3. Layer your exercises. You know the scenario—eight members of your class want to push themselves, the other eight have considerable challenges. By creating two groups, with different material, you can establish a class dynamic in which everyone contributes. Maybe there’s a quicker, multi-part percussive hand dance that has a specific rhythm. You could offer three options: doing the full choreography, doing just one or two moves from the choreography (the stacking part, for example), or clapping out the rhythm. It helps, of course, to have someone else in the room to help lead the different groups. If you’re alone, you may want to start your rhythmic clapping group first, to get them in the flow of things, before bringing in the group doing the full phrase. This concept of counterpoint is a key element in choreographic structure—why not apply it to a class with multiple abilities?

4. Keep seated people centrally located. Once the class moves to the center and starts traveling across the floor, there’s an understandable temptation to move seated people to the outskirts on the sides the room. Here, they take on a less participatory position (even though they may be doing the movements), and the dynamic can transition to that of performers (standing folks) and audience members (seated folks). In Brooklyn, we made a decision as a teaching team to keep seated people in a circle in the middle of the studio for the ‘center’ portion of class.

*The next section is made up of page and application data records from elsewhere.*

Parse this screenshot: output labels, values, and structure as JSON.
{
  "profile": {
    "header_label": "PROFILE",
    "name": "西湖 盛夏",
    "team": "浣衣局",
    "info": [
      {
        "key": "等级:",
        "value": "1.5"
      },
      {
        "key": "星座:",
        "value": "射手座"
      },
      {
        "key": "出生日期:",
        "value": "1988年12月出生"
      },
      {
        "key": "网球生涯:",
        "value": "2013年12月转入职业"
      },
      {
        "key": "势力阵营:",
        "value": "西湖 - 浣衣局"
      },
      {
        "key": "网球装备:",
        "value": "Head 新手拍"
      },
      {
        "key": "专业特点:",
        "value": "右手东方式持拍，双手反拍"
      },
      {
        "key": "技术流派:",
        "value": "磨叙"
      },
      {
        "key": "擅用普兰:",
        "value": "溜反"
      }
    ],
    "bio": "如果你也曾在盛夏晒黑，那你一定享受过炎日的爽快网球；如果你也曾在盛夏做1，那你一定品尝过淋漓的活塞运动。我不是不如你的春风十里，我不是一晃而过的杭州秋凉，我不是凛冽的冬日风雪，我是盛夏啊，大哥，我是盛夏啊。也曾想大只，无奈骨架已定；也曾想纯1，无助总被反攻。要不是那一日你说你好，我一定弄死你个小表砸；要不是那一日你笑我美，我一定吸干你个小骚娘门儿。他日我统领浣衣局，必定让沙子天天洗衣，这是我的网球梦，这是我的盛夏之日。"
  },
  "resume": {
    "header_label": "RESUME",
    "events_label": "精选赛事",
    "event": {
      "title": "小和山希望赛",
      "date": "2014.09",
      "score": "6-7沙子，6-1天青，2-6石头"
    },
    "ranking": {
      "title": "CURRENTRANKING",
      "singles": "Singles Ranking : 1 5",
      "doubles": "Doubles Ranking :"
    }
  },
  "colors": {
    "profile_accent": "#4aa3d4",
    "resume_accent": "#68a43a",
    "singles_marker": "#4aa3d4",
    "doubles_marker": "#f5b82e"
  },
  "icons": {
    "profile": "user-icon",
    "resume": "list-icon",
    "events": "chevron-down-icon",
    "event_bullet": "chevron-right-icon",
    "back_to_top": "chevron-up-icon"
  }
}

The standing dancers travel around them, past them, and through them, while the seated dancers do everything in their chairs and feel they’re at the center of the action. A seated teacher or assistant demonstrates the movement for the group, completing the strong sense of support and community they create among themselves. The response has been overwhelmingly positive. What about Pass the Pulse? After first regrouping the entire class in two concentric circles, we take a moment to transform into an interconnected ‘pretzel heart’ shape like this to finish:

Reverence with seated dancers chart

5. Consider adding a special class for young onset, newly diagnosed participants who are still working. We fought this for a long time, because we didn’t want to create levels that would require us to make decisions about who stayed in which class. But we heard so many requests for a class that would be available for those who are still working full time that we made a decision to pilot a ‘Dance for PD Plus’ this fall. A generous individual contribution made it possible to add this class to our budget. Although ostensibly geared toward working people with PD, we also predict that the level of mobility will be higher and that people would like a more rigorous and challenging pace. So the class will take place standing and will focus on mastering a predetermined set of key themes and skills during the 11-week semester. Participants will keep track of their progress through a simple skill checklist and a more extensive self-reflective journaling process that allows them to contemplate and analyze themes we raise in class. The class will meet twice a week and will be limited to 12 participants. I’ll look forward to posting a separate blog about this class later in the fall.

More ideas? Please share them!